Zorini made provisions for the rapid movement of his sections if it should become necessary. Unlike the other batteries in the battalion, Zorini's battery left their directors behind when they entered the Bled Foussana. He also assigned an officer to every two guns to reduce the span of control.
Zorini's decision to locate Madden's guns in the mouth of the pass was interesting. Madden's thought that he was there to provide early engagement against low-altitude Luftwaffe attacks. Theengineers, on the other hand, thought that the antiaircraft artillerymen were there to cover the minefields.
Zorini's establishment of a forward defense was based on his experiences at Thelepte. There, the Luftwaffe had attacked out of the rising or setting sun with JU 87 Stuka dive bombers and Me 109 and Fw 190 fighters. The Luftwaffe tactics changed with every attack. Sometimes, the aircraft would enter the target area from the same direction, other times from all different directions. The Stukas would fly low and use their machine guns to strafe the field or drop the 100-pound bomb they carried under each wing. The fighters protected the dive bombers by strafing antiaircraft positions and flying a protective air cap. Often they would join the Stukas for the final kill.91
The ultimate tactical objective was to create a situation in which the Stukas could enter the target area at high altitude and attack targets from an almost perpendicular dive, delivering the 500 pound bomb carried under the fuselage. By February 1943, the Germans had learned this tactic was costly. Even in a steep attack angle, the Stuka reached speeds of only 200 mph, and the American and British Bofors guns could engage aircraft flying up to 300 mph. At Thelepte, the American antiaircraft artillerymen discovered they had the ability to decimate a Stuka dive bombing attack.92
Furthermore, the Antiaircraft Artillery was effective against the German fighters, which had to slow to a speed of 250 miles per hour to acquire and attack ground targets. However, the antiaircraft gun's effectiveness against fighters depended on director fire control, and the boxes slowed emplacement and displacement times so much that Battery D left them behind when the battery moved forward.
At Thelepte, the 105th Coast Artillery learned early warning was the vital key to a viable defense. The battalion positioned observers, taken from the gun crews, out from the airfield in the direction of the expected enemy attack and equipped them with radios and binoculars. The observers identified incoming aircraft and radioed their identification back to a battalion information center that was in communications with the gun sections. The 105th Coast Artillery Battalion was good at aircraft identification, but the alert warning reinforced the process. When notified of the approach of friendly aircraft, the Antiaircraft Artillery fratricide was significantly reduced. Zorini's hope was that Madden would get an early shot at enemy airplanes and thereby notify the rest of the battery they were inbound. The 40mm rounds self-destructing over the pass would be the only notification; Madden was not in communications with Captain Zorini.
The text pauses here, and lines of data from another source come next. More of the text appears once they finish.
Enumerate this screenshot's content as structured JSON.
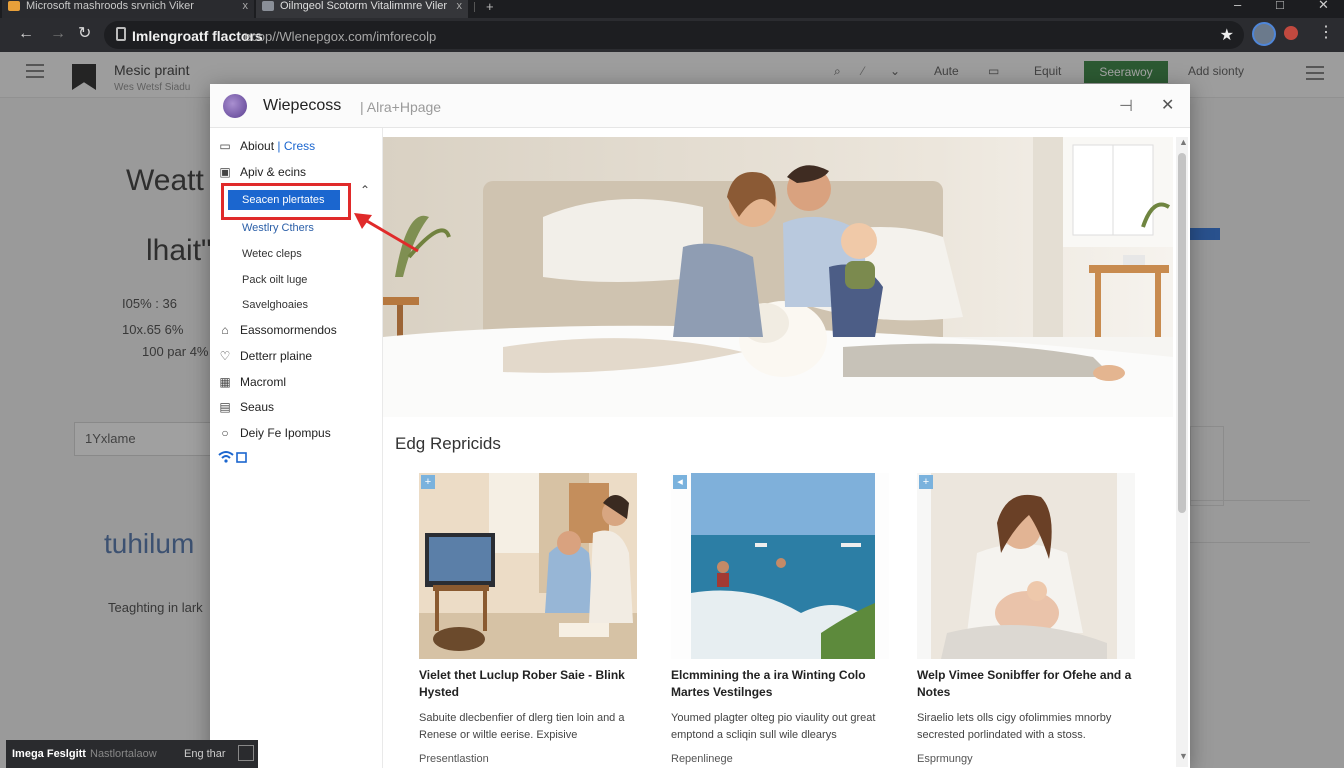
{
  "browser": {
    "tabs": [
      {
        "title": "Microsoft mashroods srvnich Viker"
      },
      {
        "title": "Oilmgeol Scotorm Vitalimmre Viler"
      }
    ],
    "new_tab": "+",
    "tab_close": "x",
    "address_host": "Imlengroatf flactors",
    "address_path": "ecop//Wlenepgox.com/imforecolp"
  },
  "background_page": {
    "title": "Mesic praint",
    "subtitle": "Wes Wetsf Siadu",
    "toolbar": {
      "item1": "Aute",
      "item2": "Equit",
      "primary": "Seerawoy",
      "item3": "Add sionty"
    },
    "heading_line1": "Weatt",
    "heading_line3": "lhait\"",
    "meta1": "I05% : 36",
    "meta2": "10x.65 6%",
    "meta3": "100 par 4%",
    "input_value": "1Yxlame",
    "brand_text": "tuhilum",
    "body_text": "Teaghting in lark"
  },
  "modal": {
    "title": "Wiepecoss",
    "subtitle": "Alra+Hpage",
    "sidebar": {
      "top_items": [
        {
          "label": "Abiout",
          "accent": "Cress"
        },
        {
          "label": "Apiv & ecins"
        }
      ],
      "sub_items": [
        {
          "label": "Seacen plertates",
          "active": true
        },
        {
          "label": "Westlry Cthers"
        },
        {
          "label": "Wetec cleps"
        },
        {
          "label": "Pack oilt luge"
        },
        {
          "label": "Savelghoaies"
        }
      ],
      "bottom_items": [
        {
          "label": "Eassomormendos"
        },
        {
          "label": "Detterr plaine"
        },
        {
          "label": "Macroml"
        },
        {
          "label": "Seaus"
        },
        {
          "label": "Deiy Fe Ipompus"
        }
      ]
    },
    "section_title": "Edg Repricids",
    "cards": [
      {
        "title": "Vielet thet Luclup Rober Saie - Blink Hysted",
        "desc": "Sabuite dlecbenfier of dlerg tien loin and a Renese or wiltle eerise. Expisive",
        "meta": "Presentlastion"
      },
      {
        "title": "Elcmmining the a ira Winting Colo Martes Vestilnges",
        "desc": "Youmed plagter olteg pio viaulity out great emptond a scliqin sull wile dlearys",
        "meta": "Repenlinege"
      },
      {
        "title": "Welp Vimee Sonibffer for Ofehe and a Notes",
        "desc": "Siraelio lets olls cigy ofolimmies mnorby secrested porlindated with a stoss.",
        "meta": "Esprmungy"
      }
    ]
  },
  "statusbar": {
    "label1": "Imega Feslgitt",
    "label2": "Nastlortalaow",
    "label3": "Eng thar"
  },
  "colors": {
    "accent_blue": "#1b66cf",
    "highlight_red": "#e02a2a",
    "primary_green": "#2f7d3a"
  }
}
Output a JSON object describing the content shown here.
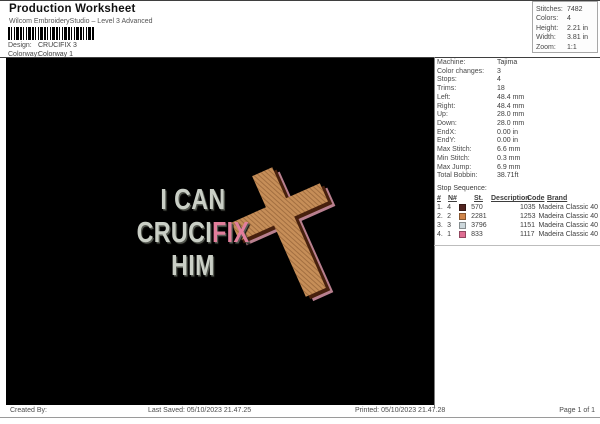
{
  "header": {
    "title": "Production Worksheet",
    "subtitle": "Wilcom EmbroideryStudio – Level 3 Advanced",
    "design_label": "Design:",
    "design_value": "CRUCIFIX 3",
    "colorway_label": "Colorway:",
    "colorway_value": "Colorway 1"
  },
  "summary_box": {
    "rows": [
      {
        "label": "Stitches:",
        "value": "7482"
      },
      {
        "label": "Colors:",
        "value": "4"
      },
      {
        "label": "Height:",
        "value": "2.21 in"
      },
      {
        "label": "Width:",
        "value": "3.81 in"
      },
      {
        "label": "Zoom:",
        "value": "1:1"
      }
    ]
  },
  "machine_info": {
    "rows": [
      {
        "label": "Machine:",
        "value": "Tajima"
      },
      {
        "label": "Color changes:",
        "value": "3"
      },
      {
        "label": "Stops:",
        "value": "4"
      },
      {
        "label": "Trims:",
        "value": "18"
      },
      {
        "label": "Left:",
        "value": "48.4 mm"
      },
      {
        "label": "Right:",
        "value": "48.4 mm"
      },
      {
        "label": "Up:",
        "value": "28.0 mm"
      },
      {
        "label": "Down:",
        "value": "28.0 mm"
      },
      {
        "label": "EndX:",
        "value": "0.00 in"
      },
      {
        "label": "EndY:",
        "value": "0.00 in"
      },
      {
        "label": "Max Stitch:",
        "value": "6.6 mm"
      },
      {
        "label": "Min Stitch:",
        "value": "0.3 mm"
      },
      {
        "label": "Max Jump:",
        "value": "6.9 mm"
      },
      {
        "label": "Total Bobbin:",
        "value": "38.71ft"
      }
    ]
  },
  "stop_sequence": {
    "title": "Stop Sequence:",
    "columns": {
      "num": "#",
      "n": "N#",
      "st": "St.",
      "description": "Description",
      "code": "Code",
      "brand": "Brand"
    },
    "rows": [
      {
        "num": "1.",
        "n": "4",
        "swatch": "#512420",
        "st": "570",
        "description": "",
        "code": "1035",
        "brand": "Madeira Classic 40"
      },
      {
        "num": "2.",
        "n": "2",
        "swatch": "#d0854a",
        "st": "2281",
        "description": "",
        "code": "1253",
        "brand": "Madeira Classic 40"
      },
      {
        "num": "3.",
        "n": "3",
        "swatch": "#ccd7db",
        "st": "3796",
        "description": "",
        "code": "1151",
        "brand": "Madeira Classic 40"
      },
      {
        "num": "4.",
        "n": "1",
        "swatch": "#df6d92",
        "st": "833",
        "description": "",
        "code": "1117",
        "brand": "Madeira Classic 40"
      }
    ]
  },
  "design_preview": {
    "line1": "I CAN",
    "line2_white": "CRUCI",
    "line2_pink": "FIX",
    "line3": "HIM",
    "text_color": "#cacfc6",
    "accent_color": "#e27e9b",
    "background": "#000000",
    "cross_fill": "#c68e58",
    "cross_stroke": "#a9743f",
    "cross_shadow": "#47200d",
    "cross_edge": "#b87f8e"
  },
  "footer": {
    "created_by": "Created By:",
    "last_saved": "Last Saved: 05/10/2023 21.47.25",
    "printed": "Printed: 05/10/2023 21.47.28",
    "page": "Page 1 of 1"
  }
}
As dawn broke on the 19th of February, the antiaircraft artillerymen of the 105th Coast Artillery huddled against their guns and waited for the Germans. They would not be idle for long.